The validity of the amendment that granted the trustees power to pay discretionary increases 

The Court of Appeal held that the amendment involved the Trustees exercising their powers for an improper purpose. 

Lord Justice Lewison stated in his judgment that "the function of the trustees is to manage and administer the scheme; not to design it." He went on to say "I do not agree that, in effect, the trustees can do whatever they like so long as their ultimate purpose is to provide pensions." In a similar vein Lord Justice Peter Jackson in his judgment stated "there is nothing to suggest that the power of amendment was intended to give the trustees the right to remodel the balance of powers between themselves and the employer." 

However, it should be noted that Lord Justice Patten dissented on this point, finding that the amendments did not breach the proper purpose rule as there is no general principle, either in this particular scheme or otherwise, to the effect that a trustee's otherwise unlimited power to amend the scheme is nevertheless restricted by a requirement that there should be no alteration to the benefit structure which would cost the employer more money than it was prepared to agree to pay. He also noted that, in essence, the 0.2% discretionary payment attempted put the members benefits back into line with how they were previously under RPI, stating "it [the 0.2% increase] did not confer on the members of the scheme a benefit that was different in kind to what they had always enjoyed."

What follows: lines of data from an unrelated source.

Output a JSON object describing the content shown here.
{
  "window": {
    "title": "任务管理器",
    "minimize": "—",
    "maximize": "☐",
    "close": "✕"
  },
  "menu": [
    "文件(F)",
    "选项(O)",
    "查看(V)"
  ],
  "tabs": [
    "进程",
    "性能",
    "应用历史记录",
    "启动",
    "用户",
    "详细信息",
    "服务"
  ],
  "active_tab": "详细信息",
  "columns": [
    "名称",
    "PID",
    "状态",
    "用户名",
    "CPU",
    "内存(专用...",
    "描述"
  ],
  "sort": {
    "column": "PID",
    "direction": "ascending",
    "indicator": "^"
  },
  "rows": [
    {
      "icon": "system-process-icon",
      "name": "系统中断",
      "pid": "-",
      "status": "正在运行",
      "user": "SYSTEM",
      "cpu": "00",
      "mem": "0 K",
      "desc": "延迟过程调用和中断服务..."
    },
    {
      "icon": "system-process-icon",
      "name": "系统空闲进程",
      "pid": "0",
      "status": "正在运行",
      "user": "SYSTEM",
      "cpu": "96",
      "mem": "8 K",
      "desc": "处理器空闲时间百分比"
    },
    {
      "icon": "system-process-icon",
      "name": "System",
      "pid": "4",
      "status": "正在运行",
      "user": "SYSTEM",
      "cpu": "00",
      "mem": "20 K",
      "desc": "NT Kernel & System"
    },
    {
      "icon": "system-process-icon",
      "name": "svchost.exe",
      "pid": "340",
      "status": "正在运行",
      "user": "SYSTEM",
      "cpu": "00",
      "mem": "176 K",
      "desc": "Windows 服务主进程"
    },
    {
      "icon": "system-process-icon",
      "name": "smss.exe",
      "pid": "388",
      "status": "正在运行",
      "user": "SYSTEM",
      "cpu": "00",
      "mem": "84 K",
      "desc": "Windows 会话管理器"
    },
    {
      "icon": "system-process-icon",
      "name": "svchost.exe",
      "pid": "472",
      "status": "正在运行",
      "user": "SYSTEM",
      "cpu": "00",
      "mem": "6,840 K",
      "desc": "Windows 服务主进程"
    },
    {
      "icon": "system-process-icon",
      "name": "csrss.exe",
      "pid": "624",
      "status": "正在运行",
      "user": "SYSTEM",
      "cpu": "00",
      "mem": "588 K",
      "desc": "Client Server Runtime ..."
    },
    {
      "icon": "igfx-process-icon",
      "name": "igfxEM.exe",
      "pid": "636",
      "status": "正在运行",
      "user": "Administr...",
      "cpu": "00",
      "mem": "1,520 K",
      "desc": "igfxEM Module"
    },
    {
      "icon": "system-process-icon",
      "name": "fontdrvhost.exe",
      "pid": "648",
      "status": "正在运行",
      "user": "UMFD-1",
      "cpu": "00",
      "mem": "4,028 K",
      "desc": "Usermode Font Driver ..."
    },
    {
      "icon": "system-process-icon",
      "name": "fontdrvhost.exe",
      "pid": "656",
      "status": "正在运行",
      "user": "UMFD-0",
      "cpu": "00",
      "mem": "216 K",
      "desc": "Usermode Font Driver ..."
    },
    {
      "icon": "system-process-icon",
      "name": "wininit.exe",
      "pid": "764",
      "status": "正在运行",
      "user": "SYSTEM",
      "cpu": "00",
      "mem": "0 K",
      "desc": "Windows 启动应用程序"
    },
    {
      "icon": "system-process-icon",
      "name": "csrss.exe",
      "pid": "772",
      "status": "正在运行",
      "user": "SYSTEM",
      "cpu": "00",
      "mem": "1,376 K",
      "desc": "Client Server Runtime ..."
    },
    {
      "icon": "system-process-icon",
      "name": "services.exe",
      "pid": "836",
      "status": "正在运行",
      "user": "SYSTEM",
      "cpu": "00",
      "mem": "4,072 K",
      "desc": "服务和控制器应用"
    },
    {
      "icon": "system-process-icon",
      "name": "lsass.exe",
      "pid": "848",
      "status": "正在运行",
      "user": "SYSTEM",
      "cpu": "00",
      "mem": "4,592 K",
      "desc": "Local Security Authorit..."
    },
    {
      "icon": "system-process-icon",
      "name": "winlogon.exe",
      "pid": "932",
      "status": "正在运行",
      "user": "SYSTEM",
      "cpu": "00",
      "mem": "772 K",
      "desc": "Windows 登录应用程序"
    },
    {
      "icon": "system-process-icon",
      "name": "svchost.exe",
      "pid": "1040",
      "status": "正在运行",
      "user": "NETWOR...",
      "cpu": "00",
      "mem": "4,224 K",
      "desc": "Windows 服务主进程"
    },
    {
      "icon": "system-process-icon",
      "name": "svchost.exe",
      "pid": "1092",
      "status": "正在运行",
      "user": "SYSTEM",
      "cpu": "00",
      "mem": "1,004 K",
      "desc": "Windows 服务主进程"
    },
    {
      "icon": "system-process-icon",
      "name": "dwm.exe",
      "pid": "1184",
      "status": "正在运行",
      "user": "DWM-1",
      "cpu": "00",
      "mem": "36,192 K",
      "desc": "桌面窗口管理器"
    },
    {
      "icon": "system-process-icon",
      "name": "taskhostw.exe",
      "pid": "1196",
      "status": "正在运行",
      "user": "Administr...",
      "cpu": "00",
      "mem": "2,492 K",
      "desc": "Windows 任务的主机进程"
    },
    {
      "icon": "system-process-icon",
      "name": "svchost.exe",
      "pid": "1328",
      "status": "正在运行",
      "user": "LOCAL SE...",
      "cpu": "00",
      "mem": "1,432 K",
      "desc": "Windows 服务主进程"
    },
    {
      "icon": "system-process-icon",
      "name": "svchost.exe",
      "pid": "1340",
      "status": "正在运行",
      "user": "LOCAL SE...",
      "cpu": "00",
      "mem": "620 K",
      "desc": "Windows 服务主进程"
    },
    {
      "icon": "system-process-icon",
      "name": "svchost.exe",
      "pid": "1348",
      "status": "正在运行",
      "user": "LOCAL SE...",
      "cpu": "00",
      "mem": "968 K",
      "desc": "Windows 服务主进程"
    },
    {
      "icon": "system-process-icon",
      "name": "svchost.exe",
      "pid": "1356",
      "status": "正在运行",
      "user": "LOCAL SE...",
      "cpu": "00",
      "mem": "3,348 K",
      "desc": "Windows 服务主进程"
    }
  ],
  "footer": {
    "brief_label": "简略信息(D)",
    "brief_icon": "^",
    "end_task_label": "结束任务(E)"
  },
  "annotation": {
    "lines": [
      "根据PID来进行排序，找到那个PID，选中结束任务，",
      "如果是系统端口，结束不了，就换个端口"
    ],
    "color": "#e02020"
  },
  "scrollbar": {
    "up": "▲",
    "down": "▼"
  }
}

Was the power created by the amendment validly exercised?

BA challenged the exercise of the power as carried out for an improper purpose and unlawful either because the Trustees had taken into account irrelevant factors or failed to take into account relevant factors when exercising the discretion or alternatively because the decision was in all the circumstances perverse or irrational. All of these issues turned on whether the exercise of the power resulted in the making of "benevolent or compassionate payments" to members of the APS in the form of the additional pension increases.

The three judges were unanimous that the form of the additional pension increases was not benevolent or compassionate, and therefore was not invalid under this head. Lord Justice Patten stated "the fact that the motivation for a general increase in the pensions payable may include an element of generosity does not make the payment a benevolent one." 

Our comment

The Court of Appeal's judgment provides some clarity as to how trustees may exercise their powers and highlights that trustees should not go beyond the powers conferred on them. However, the case raised some complex and controversial issues, as demonstrated by the fact that the Court of Appeal was unable to reach a unanimous decision. On 12 September 2018 the Trustees issued an announcement stating that they have decided to continue the appeal and anticipate that the case will be heard by the Supreme Court in the second half of 2019. Trustees and scheme employers will wish to monitor this case closely.